Source data:

━━━━━━━━━━━━━━━━

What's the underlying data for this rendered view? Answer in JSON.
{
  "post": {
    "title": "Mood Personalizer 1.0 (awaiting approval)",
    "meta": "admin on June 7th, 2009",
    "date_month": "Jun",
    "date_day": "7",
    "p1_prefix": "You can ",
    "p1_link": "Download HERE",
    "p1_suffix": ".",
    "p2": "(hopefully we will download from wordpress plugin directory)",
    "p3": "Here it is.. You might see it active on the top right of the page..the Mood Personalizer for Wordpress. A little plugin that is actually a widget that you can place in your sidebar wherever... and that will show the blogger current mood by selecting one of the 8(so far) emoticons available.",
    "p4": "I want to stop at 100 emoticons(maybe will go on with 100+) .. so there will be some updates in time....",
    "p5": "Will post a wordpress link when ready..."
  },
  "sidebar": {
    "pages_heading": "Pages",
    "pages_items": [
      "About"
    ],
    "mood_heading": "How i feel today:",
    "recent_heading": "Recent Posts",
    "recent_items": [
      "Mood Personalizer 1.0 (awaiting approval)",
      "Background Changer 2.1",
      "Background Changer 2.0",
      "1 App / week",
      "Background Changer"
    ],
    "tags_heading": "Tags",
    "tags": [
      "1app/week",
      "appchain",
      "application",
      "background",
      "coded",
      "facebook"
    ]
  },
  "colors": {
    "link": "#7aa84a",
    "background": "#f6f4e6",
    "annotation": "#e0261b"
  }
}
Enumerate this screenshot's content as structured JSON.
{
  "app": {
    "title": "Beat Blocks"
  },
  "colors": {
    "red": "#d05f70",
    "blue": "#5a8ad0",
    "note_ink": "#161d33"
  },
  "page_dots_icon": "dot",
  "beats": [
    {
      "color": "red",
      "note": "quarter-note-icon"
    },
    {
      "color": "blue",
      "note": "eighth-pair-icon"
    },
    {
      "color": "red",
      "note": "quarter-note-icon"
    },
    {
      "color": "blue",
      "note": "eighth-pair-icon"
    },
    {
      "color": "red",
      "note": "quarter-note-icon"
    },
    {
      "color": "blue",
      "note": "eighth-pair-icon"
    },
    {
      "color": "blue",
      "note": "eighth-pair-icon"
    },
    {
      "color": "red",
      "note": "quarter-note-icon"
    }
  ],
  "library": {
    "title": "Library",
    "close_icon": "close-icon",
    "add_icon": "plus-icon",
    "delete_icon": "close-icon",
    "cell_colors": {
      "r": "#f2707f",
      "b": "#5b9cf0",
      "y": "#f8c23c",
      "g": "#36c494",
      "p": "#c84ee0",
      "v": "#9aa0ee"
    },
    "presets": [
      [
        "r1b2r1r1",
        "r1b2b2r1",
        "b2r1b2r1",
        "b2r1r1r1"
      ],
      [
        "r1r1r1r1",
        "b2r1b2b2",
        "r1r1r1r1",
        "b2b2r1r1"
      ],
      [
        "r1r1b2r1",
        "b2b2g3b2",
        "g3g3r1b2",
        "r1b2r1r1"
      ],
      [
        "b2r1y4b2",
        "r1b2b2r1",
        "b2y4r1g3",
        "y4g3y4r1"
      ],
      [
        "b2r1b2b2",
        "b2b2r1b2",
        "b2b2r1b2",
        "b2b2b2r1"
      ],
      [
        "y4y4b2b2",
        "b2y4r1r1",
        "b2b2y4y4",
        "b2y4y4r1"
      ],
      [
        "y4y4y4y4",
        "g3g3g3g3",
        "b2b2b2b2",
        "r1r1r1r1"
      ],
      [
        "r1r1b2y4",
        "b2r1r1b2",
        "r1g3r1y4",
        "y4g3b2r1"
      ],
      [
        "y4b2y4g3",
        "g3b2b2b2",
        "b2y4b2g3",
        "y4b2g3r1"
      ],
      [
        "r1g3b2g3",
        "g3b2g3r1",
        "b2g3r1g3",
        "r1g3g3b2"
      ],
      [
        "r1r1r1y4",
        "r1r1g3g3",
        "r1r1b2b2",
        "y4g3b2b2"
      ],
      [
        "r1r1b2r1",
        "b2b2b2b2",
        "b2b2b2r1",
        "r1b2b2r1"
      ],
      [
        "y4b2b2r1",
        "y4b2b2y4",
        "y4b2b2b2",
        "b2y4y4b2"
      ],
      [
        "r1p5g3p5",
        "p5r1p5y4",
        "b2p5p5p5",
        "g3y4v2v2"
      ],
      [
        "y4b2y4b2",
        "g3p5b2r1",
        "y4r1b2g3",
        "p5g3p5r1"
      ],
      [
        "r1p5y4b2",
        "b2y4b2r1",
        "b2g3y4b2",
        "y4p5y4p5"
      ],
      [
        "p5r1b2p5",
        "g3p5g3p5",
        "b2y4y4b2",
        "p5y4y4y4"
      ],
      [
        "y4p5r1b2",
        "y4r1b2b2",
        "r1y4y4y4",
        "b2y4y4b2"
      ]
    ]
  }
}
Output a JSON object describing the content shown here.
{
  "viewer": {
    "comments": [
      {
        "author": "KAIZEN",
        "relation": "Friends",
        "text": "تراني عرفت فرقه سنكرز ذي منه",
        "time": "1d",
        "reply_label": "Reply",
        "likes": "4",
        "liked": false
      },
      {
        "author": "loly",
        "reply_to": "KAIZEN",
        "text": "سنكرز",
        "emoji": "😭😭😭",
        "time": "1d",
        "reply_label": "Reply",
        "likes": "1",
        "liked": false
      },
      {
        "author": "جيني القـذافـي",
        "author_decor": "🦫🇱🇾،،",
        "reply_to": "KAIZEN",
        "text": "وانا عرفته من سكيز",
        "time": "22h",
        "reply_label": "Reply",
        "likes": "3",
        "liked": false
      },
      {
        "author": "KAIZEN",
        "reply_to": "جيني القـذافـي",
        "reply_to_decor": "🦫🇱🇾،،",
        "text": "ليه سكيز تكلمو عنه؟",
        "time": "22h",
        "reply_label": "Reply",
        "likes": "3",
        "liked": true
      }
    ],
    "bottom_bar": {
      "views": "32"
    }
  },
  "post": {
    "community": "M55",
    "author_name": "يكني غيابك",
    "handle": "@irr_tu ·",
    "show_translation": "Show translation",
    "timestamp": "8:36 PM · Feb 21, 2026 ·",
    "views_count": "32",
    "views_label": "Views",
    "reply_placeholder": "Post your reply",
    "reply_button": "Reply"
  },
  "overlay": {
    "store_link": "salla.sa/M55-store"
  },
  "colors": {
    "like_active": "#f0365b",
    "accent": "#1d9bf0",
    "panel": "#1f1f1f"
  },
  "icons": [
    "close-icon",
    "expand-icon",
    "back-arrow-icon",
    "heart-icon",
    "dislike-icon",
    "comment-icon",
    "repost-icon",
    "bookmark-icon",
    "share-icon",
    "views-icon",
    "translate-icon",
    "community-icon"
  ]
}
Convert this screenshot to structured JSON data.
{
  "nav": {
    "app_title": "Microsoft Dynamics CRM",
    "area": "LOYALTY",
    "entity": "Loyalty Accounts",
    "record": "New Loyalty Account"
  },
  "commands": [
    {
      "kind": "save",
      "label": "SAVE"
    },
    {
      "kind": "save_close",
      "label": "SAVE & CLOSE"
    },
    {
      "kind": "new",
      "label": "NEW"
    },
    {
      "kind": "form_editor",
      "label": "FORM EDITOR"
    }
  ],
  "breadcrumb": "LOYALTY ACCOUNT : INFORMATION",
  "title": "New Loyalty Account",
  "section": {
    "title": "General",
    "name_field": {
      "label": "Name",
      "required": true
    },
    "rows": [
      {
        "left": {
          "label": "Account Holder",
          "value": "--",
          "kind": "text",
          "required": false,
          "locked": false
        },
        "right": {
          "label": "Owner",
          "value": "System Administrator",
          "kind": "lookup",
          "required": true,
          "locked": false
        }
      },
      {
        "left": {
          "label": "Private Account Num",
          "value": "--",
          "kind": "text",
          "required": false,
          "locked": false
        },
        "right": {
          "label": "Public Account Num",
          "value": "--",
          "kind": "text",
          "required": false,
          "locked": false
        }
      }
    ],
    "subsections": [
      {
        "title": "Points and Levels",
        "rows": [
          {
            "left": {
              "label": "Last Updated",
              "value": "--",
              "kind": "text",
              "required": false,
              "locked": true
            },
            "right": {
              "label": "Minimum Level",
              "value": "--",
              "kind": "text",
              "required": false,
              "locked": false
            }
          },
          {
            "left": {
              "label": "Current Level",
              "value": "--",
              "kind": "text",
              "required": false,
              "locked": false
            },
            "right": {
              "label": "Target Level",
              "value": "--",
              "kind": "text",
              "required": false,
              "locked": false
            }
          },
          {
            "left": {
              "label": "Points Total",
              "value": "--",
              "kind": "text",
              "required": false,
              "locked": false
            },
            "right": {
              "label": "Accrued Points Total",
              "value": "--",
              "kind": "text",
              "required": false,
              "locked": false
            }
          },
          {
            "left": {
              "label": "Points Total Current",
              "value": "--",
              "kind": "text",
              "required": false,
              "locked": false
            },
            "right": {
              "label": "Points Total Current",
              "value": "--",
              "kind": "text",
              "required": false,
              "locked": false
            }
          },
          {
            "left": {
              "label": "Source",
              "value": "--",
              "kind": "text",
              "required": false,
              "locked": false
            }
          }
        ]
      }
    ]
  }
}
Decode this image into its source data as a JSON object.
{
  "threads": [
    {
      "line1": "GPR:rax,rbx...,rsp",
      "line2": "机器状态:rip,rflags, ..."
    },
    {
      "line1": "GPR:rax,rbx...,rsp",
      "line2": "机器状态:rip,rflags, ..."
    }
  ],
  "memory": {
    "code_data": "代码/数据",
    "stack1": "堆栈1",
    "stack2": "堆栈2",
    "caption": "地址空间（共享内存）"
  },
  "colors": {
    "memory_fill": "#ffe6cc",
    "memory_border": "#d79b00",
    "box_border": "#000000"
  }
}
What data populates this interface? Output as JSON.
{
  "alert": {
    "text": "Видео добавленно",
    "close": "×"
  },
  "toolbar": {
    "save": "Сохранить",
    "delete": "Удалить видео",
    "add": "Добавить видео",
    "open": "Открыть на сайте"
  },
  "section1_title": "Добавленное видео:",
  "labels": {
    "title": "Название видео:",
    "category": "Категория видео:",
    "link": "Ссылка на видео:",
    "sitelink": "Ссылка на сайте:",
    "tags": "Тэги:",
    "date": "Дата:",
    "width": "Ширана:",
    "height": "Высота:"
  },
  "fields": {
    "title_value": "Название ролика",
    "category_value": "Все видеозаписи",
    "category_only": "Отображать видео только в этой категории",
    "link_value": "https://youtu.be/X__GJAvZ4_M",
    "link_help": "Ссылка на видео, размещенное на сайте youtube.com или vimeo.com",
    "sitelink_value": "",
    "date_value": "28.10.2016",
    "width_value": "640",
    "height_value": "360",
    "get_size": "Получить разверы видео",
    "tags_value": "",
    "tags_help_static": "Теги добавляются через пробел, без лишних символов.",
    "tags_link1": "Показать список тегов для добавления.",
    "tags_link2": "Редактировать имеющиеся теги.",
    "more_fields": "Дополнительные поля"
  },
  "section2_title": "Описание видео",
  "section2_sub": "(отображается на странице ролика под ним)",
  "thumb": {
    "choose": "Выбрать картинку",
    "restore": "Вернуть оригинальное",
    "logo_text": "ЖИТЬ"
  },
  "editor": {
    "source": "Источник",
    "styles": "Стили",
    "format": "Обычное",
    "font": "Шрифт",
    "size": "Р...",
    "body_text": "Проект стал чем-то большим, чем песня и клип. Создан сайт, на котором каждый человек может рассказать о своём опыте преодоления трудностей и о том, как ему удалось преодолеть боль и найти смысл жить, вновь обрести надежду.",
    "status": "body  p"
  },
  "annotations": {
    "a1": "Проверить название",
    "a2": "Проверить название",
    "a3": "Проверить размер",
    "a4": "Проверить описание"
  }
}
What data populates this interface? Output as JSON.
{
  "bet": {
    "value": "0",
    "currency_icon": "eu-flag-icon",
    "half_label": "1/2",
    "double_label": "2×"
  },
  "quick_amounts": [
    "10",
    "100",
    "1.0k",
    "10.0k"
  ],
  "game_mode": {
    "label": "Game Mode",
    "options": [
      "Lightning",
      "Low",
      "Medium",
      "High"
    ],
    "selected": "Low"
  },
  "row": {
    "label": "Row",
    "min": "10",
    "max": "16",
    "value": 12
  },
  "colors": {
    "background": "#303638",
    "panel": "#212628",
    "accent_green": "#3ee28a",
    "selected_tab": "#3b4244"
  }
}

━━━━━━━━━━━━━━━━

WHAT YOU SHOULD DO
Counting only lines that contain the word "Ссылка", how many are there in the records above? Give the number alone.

WORKED SOLUTION
3